Virtually Alone? by WRF Member Leah Farish, MA, JD
Occasionally I have the privilege of surveying church congregations to find out how to improve ministry. In surveying the women of a PCA church recently, I felt the most intriguing response was the answer to this question:Add a comment
In his book The Presbyterian Way of Life, published in 1960, John A Mackay described Presbyterians as ‘a theologically minded people’ (p 34). For Presbyterians and all Reformed Christians, theology addresses the human mind. But Calvin’s crest testifies that Reformed Christians also experience theology as energising the heart.Add a comment

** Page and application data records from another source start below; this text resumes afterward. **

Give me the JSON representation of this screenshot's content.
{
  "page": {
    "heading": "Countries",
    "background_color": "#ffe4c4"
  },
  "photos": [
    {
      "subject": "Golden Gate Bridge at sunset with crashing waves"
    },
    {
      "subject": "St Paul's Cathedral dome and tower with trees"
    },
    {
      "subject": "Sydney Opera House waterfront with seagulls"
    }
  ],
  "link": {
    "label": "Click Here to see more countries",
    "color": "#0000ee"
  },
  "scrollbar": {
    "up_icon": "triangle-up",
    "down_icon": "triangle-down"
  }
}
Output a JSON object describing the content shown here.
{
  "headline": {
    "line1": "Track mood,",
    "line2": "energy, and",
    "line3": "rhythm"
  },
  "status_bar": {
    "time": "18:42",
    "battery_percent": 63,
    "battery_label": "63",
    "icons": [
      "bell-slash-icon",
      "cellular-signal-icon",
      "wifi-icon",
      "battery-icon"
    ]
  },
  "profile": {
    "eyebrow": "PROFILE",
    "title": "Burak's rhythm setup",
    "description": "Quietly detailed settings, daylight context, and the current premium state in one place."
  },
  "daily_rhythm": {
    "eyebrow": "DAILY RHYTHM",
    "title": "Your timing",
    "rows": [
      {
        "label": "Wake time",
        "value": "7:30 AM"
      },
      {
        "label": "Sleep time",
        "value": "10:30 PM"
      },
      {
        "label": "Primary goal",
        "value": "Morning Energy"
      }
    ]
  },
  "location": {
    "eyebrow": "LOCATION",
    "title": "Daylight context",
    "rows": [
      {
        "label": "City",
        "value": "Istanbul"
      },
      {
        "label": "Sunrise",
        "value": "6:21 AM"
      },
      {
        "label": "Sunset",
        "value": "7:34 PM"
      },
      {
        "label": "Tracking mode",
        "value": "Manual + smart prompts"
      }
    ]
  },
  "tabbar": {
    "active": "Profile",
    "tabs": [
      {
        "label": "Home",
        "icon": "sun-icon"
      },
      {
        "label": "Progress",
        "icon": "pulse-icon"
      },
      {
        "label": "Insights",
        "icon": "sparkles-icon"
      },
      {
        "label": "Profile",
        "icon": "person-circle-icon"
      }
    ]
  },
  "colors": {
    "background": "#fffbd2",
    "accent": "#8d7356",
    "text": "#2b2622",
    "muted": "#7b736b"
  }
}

WRF members know why this is a special year: It’s the 500th anniversary of Martin Luther’s nailing of the 95 Theses to the Wittenberg church door. This milestone offers Reformed congregations around the world a chance to shine a spotlight on the grace of God and the value of reading the Bible.Add a comment
NOTE: This particular blog was prepared by Peter Jensen, WRF member, former Anglican Archbishop of Sydney (Australia) and the plenary speaker at the 2006 WRF General Assembly in Johannesburg, South Africa.
500 Years On - Does the Reformation Still Matter?
When all is said and done, the fundamental question for every human being is, ‘How can a sinner like me stand before God on the Day of Judgement?’Add a comment
Lord, Grant Us Your Salvation
Psalm 85 is tailor-made for prayers on behalf of the various nations represented in the World Reformed Fellowship. It is a heartfelt prayer for a nation – specifically for the nation of Israel in the aftermath of returning from Babylonian exile. Yet the psalm is general enough for the people of God to pray it in all ages and on behalf any nation. In many ways it’s a remarkable fit for ANY nation today and offers us a great prayer template.Add a comment
What does Jesus mean to you?
I have heard people in Africa say: “Oh. He is our first Ancestor. Thus he is very far. You cannot approach him or talk to him. He is not really concerned about us.”Add a comment
“Therefore the Lord himself will give you a sign: The virgin will be with child and will give birth to a son, and will call him Immanuel” (Isaiah 7:14).
Every year at this time the attention of Christians comes back again and again to one miracle in the Bible: the Virgin Birth of Jesus. Our Christmas carols repeatedly mention this miraculous event. Handel’s Messiah rather boldly proclaims the words of Isaiah. And every time we recite the Apostles’ Creed we mention this event twice, when we say “conceived by the Holy Spirit,” and “born of the Virgin Mary.”Add a comment
A Medical Dialectic: Ten Important Questions
David R. Haburchak, MD, FACP, is Professor of Medicine at the Medical College of Georgia (MCG), Georgia Regents University, Augusta, Georgia, where he has practiced academic medicine for over 20 years. He is also a member of the Board of Directors of the World Reformed Fellowship.Add a comment
It’s a pretty heavy thing to be accused of homophobia. The word is not an intellectual judgement but a more damning moral one.
There have always been examples of unkind attitudes, bullying and discrimination towards people who appear to be, or who identify as, homosexual, just as there has always been racism, snobbery and other ugly traits.Add a comment
In response to the blog posted on the WRF website entitled, “When a Pope Really Understands Luther,” WRF member Dr. Leonardo De Chirico has submitted this document and has urged all WRF members to sign the document - “"Is the Reformation Over? A Statement of Evangelical Convictions"Add a comment
(Bonn, 03.11.2016) I have often referred to the signing of the document “Christian Witness in a Multi-Religious World” by the Vatican, the World Council of Churches, and the World Evangelical Alliance in 2011 as a crucial event in the history of the church. Now I was allowed to witness another event in Lund of at least equal importance. I am neither Catholic nor Lutheran.Add a comment
I belong to a very ordinary Australian family, albeit with two obvious differences. First, compared with the stereotypical sports-loving, tough Aussie, some of us are quite weak and physically frail, thanks to a mutant gene. Second, my family has resisted the secularism that is a dominant feature of modern Australian life.Add a comment